Component data from apps and pages:
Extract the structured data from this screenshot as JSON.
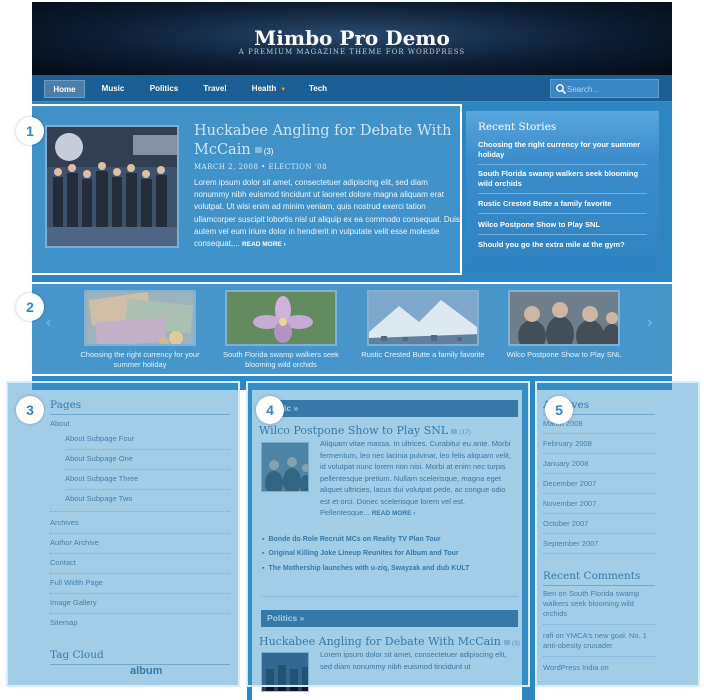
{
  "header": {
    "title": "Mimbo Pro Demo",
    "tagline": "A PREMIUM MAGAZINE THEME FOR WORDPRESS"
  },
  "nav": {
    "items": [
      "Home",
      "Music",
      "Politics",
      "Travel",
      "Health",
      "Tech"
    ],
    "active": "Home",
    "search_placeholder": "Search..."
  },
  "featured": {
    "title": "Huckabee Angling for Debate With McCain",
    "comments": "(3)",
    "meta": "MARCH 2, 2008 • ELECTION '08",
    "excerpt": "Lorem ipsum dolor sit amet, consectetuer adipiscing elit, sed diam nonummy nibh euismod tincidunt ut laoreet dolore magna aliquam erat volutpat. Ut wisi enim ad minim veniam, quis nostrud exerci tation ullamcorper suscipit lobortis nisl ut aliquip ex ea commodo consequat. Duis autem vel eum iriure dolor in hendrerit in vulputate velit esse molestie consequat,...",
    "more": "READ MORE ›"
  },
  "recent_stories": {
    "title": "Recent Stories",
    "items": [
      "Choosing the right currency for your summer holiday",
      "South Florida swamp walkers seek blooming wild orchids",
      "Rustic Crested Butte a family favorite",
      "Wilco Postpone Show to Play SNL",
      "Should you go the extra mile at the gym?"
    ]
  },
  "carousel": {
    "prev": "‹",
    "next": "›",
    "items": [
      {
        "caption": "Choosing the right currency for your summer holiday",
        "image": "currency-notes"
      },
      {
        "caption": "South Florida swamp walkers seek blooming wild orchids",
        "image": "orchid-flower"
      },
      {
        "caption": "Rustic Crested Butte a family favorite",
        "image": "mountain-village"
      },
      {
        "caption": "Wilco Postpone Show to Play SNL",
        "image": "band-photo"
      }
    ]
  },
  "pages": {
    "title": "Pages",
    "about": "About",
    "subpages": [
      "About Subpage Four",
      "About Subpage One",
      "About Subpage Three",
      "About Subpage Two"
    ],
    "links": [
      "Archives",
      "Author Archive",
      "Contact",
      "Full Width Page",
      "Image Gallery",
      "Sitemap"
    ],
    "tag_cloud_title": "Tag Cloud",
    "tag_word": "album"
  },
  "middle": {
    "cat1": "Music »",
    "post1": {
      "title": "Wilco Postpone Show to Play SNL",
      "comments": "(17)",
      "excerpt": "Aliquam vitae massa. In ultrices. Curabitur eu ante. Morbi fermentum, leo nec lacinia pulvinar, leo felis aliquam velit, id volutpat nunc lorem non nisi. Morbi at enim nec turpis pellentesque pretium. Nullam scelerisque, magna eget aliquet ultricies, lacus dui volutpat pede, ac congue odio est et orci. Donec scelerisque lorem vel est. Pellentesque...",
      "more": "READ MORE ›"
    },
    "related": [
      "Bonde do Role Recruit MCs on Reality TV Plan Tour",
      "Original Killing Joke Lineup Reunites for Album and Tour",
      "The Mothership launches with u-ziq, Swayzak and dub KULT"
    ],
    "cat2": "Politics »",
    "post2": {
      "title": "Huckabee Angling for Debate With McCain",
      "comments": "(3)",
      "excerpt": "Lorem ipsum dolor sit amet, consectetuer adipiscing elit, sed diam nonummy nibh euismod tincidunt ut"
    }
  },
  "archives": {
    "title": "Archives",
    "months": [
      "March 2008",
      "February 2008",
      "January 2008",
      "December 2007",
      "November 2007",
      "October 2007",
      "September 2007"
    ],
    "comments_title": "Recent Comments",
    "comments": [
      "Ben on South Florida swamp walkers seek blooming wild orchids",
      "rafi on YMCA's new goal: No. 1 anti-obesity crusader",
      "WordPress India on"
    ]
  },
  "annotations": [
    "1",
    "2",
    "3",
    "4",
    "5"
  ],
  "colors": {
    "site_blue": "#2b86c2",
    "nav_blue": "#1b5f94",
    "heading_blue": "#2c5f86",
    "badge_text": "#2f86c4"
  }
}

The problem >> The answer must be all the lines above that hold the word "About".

Answer to this task >>
    "about": "About",
      "About Subpage Four",
      "About Subpage One",
      "About Subpage Three",
      "About Subpage Two"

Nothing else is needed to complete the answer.